What is an elbow lateral collateral ligament (LCL) injury?
The lateral collateral ligament (LCL) is one of four major ligaments associated with the elbow joint. Not to be confused with the knee ligament of the same name, the lateral collateral ligament can also refer to the radial collateral ligament (RCL) within the elbow joint. The LCL has an integral role in stabilizing the elbow joint as well as contributing to the elbow’s range of motion. When this ligament is damaged, it can lead to elbow instability. An LCL injury is commonly the result of falling onto an outstretched hand but can also occur from an elbow joint dislocation. Athletes are the most susceptible to injuring the LCL; however, non-athletic individuals can also sustain an LCL injury.
What is the treatment for a lateral collateral ligament (LCL) injury in the elbow?
The majority of lateral collateral ligament (LCL) elbow injuries respond well to treatment with non-surgical therapies. Initial treatment may include applying a splint for a short period of time to immobilize the elbow joint. A combination of rest, ice, and non-steroidal anti-inflammatory medications (NSAIDs) is also utilized to alleviate any discomfort or swelling. Although rare, surgical intervention may be necessary for patients with severe LCL injuries or failed treatment with non-surgical therapies. The goal of surgically repairing or reconstructing the lateral collateral ligament is to restabilize the elbow joint to restore function. Dr. Ronak Mukesh Patel, orthopedic elbow doctor, treats patients in Sugar Land, Pearland, and the Houston, Texas area, who have experienced a lateral collateral ligament injury and are in need of surgical reconstruction.
How is an elbow lateral collateral ligament repair performed?
A lateral collateral ligament (LCL) repair is an open surgery that is performed under anesthesia. The patient is positioned lying on their back (supine) with the affected elbow resting on an arm support. When stabilized, an incision is created along the lateral elbow that is slightly larger than the incisions used in arthroscopic procedures. The larger incision allows Dr. Patel to visualize the surrounding elbow structures while completing the necessary repairs. Dr. Patel uses a specific method to repair the LCL. This technique utilizes a tendon graft, either from the patient (autograft) or donor tissue (allograft), to provide a surface for new tissue to develop. Dr. Patel creates a small bone tunnel through the distal humerus and the proximal ulna near the attachment points of the native LCL. Sutures are then attached to the new ligament and passed through the bone tunnels to fasten in place. It is important that the new ligament be situated as close to the original ligament as possible for the best surgical outcome.
What is the recovery period like after an elbow LCL repair?

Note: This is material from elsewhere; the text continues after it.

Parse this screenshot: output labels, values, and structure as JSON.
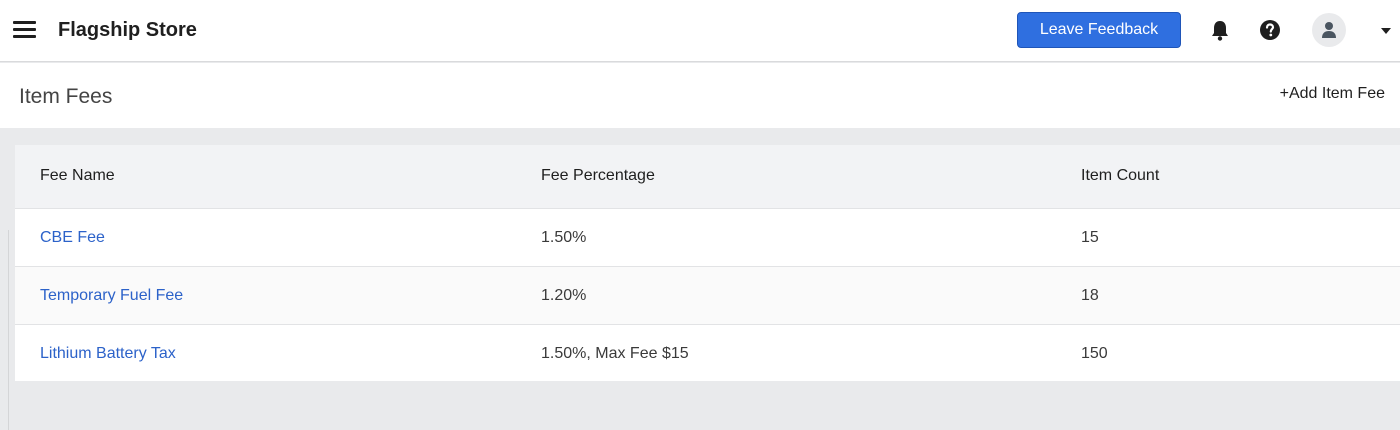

The patient’s age, specific injury, medical history, activity level, and desired recovery goals can determine the recovery period following a lateral collateral ligament (LCL) repair. The majority of patients can expect a full recovery with a return to normal daily and athletic activities in approximately 3 to 4 months. The recovery timeline, however, is greatly impacted by the patient’s willingness to comply with post-operative care instructions. In general, patients in Sugar Land, Pearland, and the Houston, Texas area can expect the following:
- A lateral collateral ligament repair is often performed as an outpatient procedure; so, most patients are discharged within 1 to 2 hours after surgery.
- Immediately following surgery, a splint is applied to immobilize the elbow for approximately 1 week. This splint is replaced with a hinged elbow brace that allows for more independent elbow movement. The hinged elbow brace remains in place for 4 to 6 weeks.
- The key to a successful recovery after lateral collateral ligament repair is active participation and completion of the designated physical rehabilitation program. Passive physical therapy typically begins 1 week after surgery and gradually progresses throughout the remainder of the recovery period.
- Working with the physical therapy team and carefully following instructions greatly improves the success of an LCL repair.
Elbow Ligament Surgeon
Have you experienced instability in the elbow joint? The LCL is an integral ligament which provides stability and increases the elbow’s range of motion. Damage to this ligament can often be treated conservatively however, more severe injuries may require surgery. Complex elbow surgeon, Doctor Ronak Mukesh Patel, provides diagnosis and personalized treatment plans for patients in Houston, Sugar Land, and Pearland, TX who have suffered an elbow injury. Contact Dr. Patel’s team today!